Updated November 20, 2020 - 4:55 pm
If Clark County School District students don’t go back to campuses this school year, the district may have to cut nearly 1,500 staff jobs, according to a memo presented at a school board meeting Thursday.
The staffing report was prepared at the request of the district’s board of trustees, who asked for an overview of the potential effects if the district remains in a distance learning model throughout the 2020-21 school year, according to the memo.
If students don’t return, the district might look to cut 1,480 positions “directly connected to the physical presence of students in the school buildings,” including 700 custodians, 650 bus drivers, 100 transportation support employees and 30 school police. The cuts would save the district $27.5 million.
The rationale for each cut is that the daily workload would be reduced for those positions with no students on school campuses.
The report was informational only and did not allow for board discussion. No decision on whether the district will resume in-person instruction has been made.
However, several trustees asked to comment on the report, with Trustee Linda Cavazos pointing out that the report was not publicly posted until well after the cut-off time for public comment. Following the meeting, Trustee Danielle Ford described the threat of cuts as a scare tactic and said she hoped the district would find ways to repurpose all staff during distance learning, as well as present options to transition to hybrid learning that could incorporate all employees.
Board president Lola Brooks said after the meeting that the staffing information was requested by Trustee Chris Garvey in preparation for the possibility that schools don’t return to in-person instruction for the rest of the year. No decision to that end has yet been made, she added.
At the Nov. 12 board meeting, Garvey expressed disappointment that the board wouldn’t consider voting on a plan to reopen school buildings to students, and asked for an update on the financial impacts of keeping doors closed.
“We have been paying many, many employees who can’t do distance work,” Garvey said. “The public that pays that salary is now starting to get a little concerned about it.”
On Friday, the unions representing the employees who could be affected released a joint statement admonishing Garvey for the request and stating that education support professionals have been back working in school buildings for months.
“These cuts will be on the backs of essential (education support professionals), and will overwhelmingly impact our minority community,” the statement from Teamsters Local 14 and the Education Support Employees Association said.
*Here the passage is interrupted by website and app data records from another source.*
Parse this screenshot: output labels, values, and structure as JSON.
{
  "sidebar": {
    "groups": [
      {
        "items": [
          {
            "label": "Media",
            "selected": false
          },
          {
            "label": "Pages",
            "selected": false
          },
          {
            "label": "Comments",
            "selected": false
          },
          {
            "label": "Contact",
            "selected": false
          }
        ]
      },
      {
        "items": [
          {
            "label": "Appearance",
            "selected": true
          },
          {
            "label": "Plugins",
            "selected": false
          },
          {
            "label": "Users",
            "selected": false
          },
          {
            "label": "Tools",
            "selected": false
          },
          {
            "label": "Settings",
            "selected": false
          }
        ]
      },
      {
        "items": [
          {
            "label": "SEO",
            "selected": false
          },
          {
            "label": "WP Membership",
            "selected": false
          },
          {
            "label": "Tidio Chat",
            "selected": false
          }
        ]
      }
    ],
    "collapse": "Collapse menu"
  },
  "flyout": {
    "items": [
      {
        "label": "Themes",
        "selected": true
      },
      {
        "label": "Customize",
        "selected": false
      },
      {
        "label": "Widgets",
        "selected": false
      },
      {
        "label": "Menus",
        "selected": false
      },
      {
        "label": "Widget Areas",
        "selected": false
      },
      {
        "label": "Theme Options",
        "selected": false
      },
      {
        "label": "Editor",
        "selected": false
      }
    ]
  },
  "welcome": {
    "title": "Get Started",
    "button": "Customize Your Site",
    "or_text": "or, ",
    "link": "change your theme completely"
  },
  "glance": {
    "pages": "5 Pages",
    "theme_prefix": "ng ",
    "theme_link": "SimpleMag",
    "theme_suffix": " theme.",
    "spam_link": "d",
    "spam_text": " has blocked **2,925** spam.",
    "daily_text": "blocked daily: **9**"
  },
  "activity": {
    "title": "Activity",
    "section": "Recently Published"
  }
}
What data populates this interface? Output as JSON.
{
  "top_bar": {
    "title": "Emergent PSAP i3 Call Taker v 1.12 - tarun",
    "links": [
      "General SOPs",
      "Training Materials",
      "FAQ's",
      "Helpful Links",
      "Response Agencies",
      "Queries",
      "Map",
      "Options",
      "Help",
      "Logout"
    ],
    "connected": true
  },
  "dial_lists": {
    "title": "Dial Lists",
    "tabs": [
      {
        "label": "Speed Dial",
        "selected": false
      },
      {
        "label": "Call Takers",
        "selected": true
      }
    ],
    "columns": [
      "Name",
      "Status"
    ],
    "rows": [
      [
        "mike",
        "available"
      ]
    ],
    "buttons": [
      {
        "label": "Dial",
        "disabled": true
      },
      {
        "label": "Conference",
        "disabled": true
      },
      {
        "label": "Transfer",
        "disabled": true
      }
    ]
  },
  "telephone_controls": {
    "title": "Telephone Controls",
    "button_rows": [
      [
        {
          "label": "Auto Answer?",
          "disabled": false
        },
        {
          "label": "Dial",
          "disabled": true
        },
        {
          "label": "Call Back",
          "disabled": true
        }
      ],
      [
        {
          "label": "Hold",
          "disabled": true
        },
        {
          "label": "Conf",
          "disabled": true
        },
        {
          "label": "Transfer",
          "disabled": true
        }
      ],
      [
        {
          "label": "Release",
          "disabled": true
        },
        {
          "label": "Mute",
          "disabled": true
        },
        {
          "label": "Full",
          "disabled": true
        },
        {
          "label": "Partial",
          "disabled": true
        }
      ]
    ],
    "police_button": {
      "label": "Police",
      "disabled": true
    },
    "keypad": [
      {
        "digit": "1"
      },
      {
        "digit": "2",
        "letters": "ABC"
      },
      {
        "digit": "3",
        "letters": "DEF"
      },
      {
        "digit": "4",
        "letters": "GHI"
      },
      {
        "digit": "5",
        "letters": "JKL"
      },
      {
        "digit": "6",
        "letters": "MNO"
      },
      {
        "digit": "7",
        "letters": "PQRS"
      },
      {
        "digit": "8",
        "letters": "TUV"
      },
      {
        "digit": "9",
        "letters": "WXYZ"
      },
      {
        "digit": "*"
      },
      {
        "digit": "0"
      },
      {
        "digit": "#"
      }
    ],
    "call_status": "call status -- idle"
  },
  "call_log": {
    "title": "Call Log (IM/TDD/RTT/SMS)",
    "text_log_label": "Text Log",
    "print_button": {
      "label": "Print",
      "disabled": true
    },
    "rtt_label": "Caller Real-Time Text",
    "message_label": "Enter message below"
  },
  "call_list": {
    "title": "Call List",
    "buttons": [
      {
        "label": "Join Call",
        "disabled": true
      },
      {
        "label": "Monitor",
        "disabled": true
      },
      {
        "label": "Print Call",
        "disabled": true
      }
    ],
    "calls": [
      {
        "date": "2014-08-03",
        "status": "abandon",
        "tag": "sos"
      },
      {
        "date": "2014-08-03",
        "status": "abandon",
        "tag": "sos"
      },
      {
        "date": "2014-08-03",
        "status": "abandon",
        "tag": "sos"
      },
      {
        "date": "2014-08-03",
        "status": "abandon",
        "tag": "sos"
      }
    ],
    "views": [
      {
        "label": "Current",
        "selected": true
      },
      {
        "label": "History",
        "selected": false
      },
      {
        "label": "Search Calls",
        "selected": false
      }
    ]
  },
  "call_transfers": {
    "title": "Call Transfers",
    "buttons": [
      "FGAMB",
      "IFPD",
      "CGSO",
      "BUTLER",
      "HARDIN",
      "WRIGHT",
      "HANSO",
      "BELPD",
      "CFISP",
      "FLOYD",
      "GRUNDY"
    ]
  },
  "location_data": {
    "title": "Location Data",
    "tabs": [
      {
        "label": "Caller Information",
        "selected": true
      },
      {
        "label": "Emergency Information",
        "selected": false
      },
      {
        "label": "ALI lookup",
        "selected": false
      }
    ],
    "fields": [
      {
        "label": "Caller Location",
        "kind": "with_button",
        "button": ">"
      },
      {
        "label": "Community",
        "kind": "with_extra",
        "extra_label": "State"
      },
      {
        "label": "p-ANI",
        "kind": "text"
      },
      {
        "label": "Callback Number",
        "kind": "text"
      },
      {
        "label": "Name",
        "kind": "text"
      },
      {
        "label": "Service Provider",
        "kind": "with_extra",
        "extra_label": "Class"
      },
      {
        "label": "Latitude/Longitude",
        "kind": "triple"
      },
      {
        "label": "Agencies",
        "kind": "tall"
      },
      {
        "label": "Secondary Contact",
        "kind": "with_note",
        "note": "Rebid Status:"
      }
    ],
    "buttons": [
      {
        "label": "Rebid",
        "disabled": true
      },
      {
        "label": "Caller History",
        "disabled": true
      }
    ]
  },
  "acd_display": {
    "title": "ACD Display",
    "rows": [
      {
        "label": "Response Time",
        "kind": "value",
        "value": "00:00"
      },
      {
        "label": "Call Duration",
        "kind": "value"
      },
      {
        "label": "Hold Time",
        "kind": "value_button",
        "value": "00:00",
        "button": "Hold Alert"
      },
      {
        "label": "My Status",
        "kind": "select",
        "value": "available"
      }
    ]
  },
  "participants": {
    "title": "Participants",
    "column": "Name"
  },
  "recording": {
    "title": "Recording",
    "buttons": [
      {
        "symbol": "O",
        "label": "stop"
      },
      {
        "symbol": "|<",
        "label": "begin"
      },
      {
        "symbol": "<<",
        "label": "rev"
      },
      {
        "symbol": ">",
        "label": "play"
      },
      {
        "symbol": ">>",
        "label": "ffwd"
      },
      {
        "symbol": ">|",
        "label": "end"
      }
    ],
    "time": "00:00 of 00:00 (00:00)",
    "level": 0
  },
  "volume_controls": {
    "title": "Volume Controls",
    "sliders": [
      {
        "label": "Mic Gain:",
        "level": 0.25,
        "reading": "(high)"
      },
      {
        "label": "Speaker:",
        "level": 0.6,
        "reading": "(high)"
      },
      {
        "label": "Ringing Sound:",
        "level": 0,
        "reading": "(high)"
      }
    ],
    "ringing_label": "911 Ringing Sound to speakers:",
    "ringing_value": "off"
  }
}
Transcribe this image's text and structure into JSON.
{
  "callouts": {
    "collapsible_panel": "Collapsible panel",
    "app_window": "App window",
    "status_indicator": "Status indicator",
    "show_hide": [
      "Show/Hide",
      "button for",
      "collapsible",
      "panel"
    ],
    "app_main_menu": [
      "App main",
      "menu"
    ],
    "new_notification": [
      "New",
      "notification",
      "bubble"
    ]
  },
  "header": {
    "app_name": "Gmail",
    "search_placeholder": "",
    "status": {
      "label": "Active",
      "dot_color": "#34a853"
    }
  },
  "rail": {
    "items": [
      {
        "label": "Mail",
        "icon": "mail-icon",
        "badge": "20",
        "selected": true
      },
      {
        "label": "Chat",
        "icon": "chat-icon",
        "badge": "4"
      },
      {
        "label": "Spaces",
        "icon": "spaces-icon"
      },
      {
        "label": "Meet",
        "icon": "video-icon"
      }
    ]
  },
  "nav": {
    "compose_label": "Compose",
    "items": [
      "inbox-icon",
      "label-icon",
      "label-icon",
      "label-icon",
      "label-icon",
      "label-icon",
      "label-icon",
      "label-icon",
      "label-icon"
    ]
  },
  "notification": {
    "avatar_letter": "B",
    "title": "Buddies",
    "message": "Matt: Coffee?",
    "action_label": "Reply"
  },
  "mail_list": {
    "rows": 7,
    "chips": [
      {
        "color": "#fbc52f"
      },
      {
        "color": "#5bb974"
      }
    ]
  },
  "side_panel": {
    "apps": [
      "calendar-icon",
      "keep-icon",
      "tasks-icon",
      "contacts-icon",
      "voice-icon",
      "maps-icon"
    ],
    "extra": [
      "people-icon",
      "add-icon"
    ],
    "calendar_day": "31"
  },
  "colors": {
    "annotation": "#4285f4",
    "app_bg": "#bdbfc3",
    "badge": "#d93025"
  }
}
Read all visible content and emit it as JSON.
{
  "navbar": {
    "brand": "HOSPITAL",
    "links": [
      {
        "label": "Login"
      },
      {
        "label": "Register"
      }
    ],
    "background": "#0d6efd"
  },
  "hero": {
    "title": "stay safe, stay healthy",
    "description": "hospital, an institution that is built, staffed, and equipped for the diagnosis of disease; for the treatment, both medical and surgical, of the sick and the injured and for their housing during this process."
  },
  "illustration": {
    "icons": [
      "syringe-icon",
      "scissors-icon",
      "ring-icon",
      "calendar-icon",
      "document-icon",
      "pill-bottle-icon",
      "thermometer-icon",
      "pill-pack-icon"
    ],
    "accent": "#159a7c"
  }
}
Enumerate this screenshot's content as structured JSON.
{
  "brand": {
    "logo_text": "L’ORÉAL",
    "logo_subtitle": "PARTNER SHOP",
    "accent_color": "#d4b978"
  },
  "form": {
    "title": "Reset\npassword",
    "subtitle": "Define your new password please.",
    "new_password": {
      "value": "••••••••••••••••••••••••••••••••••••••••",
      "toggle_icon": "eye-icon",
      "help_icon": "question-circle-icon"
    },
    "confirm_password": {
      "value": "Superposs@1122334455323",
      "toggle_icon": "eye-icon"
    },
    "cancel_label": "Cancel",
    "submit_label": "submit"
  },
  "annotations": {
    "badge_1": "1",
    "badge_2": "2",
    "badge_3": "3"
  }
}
”We will note that the research conducted on Trustee Garvey’s request did not list a single Administrator or anyone making over $100,000 per year. Instead, the employees that make as little as $12.90 per hour are the employees listed as potential cuts,” the statement added.
In its own statement after the meeting, the district said it would continue to evaluate all positions within the district and “make additional reduction recommendations if appropriate.”
“CCSD anticipates that the potential continuation of full-time distance education through the remainder of the 2020-2021 school year may lead to a reduction of certain District positions directly related to the lack of a physical presence of students in school buildings,” the statement said. “While the impact of these potential reductions is considered, the district will continue to balance its commitment to fiscal responsibility, operational efficiency, and quality instruction.”
The meeting included no other discussions related to distance learning or reopening schools during the COVID-19 pandemic. On Monday, Superintendent Jesus Jara told staff the district would remain in distance learning through the first semester.
At Thursday’s meeting, the board also discussed a possible revision to its policy on libraries, which would require schools to have certified teacher-librarians in place. According to Garvey, 109 district schools don’t have those positions, meaning some students go through their K-12 careers without a certified librarian.
The policy will come back before the board for final approval.